__Data for review__
____________
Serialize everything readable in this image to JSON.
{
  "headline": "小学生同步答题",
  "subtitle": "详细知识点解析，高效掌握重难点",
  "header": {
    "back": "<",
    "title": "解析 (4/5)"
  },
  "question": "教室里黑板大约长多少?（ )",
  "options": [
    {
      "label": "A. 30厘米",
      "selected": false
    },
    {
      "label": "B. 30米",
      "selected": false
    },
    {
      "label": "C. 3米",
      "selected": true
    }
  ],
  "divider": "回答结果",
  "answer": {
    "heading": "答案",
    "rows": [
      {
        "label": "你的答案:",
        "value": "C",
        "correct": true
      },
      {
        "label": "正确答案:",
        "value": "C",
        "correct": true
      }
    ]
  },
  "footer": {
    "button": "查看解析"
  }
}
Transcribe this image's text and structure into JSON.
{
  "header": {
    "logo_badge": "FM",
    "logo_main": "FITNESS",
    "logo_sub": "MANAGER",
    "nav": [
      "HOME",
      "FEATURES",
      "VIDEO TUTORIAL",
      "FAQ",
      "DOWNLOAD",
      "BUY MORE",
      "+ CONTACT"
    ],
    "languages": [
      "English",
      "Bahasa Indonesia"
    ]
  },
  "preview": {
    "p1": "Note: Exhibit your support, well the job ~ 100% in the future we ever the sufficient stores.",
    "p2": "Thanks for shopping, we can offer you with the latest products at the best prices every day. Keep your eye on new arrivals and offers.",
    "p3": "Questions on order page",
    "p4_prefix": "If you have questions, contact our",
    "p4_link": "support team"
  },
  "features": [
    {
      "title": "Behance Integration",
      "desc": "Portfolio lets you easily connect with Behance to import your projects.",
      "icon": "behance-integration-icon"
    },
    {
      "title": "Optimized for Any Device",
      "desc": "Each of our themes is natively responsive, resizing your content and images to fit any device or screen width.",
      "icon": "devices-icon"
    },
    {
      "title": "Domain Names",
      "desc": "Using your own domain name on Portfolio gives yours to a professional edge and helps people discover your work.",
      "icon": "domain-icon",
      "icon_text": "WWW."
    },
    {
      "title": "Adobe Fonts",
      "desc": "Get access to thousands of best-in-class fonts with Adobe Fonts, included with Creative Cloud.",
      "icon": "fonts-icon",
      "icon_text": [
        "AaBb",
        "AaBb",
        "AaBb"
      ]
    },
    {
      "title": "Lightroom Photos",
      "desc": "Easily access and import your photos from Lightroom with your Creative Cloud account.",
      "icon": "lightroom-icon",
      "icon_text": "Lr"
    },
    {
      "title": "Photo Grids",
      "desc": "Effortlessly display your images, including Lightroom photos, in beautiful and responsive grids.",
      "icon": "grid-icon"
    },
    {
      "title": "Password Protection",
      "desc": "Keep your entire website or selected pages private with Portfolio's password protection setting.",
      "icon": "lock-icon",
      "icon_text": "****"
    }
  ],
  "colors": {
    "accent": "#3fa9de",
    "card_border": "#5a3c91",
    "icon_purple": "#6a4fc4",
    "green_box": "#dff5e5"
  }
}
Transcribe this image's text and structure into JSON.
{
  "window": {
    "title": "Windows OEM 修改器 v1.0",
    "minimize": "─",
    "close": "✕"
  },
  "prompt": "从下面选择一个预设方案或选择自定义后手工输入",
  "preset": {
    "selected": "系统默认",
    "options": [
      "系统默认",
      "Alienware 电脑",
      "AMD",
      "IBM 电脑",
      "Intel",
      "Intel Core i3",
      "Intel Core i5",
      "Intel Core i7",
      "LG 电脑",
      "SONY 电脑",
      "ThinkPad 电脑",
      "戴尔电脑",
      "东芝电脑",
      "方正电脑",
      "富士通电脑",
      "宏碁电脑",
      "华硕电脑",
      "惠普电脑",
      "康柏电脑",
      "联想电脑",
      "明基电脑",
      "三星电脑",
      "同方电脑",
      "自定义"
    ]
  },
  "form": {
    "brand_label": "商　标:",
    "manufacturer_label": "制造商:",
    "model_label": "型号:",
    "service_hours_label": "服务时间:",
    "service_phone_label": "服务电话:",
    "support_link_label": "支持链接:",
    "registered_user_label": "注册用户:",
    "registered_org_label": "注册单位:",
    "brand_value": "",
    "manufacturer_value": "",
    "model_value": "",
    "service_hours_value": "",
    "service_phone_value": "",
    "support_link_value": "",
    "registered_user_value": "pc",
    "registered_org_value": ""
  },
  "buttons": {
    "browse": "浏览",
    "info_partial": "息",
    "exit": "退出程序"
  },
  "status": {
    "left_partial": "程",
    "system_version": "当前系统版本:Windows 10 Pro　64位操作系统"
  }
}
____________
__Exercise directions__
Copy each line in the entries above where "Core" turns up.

__Response__
      "Intel Core i3",
      "Intel Core i5",
      "Intel Core i7",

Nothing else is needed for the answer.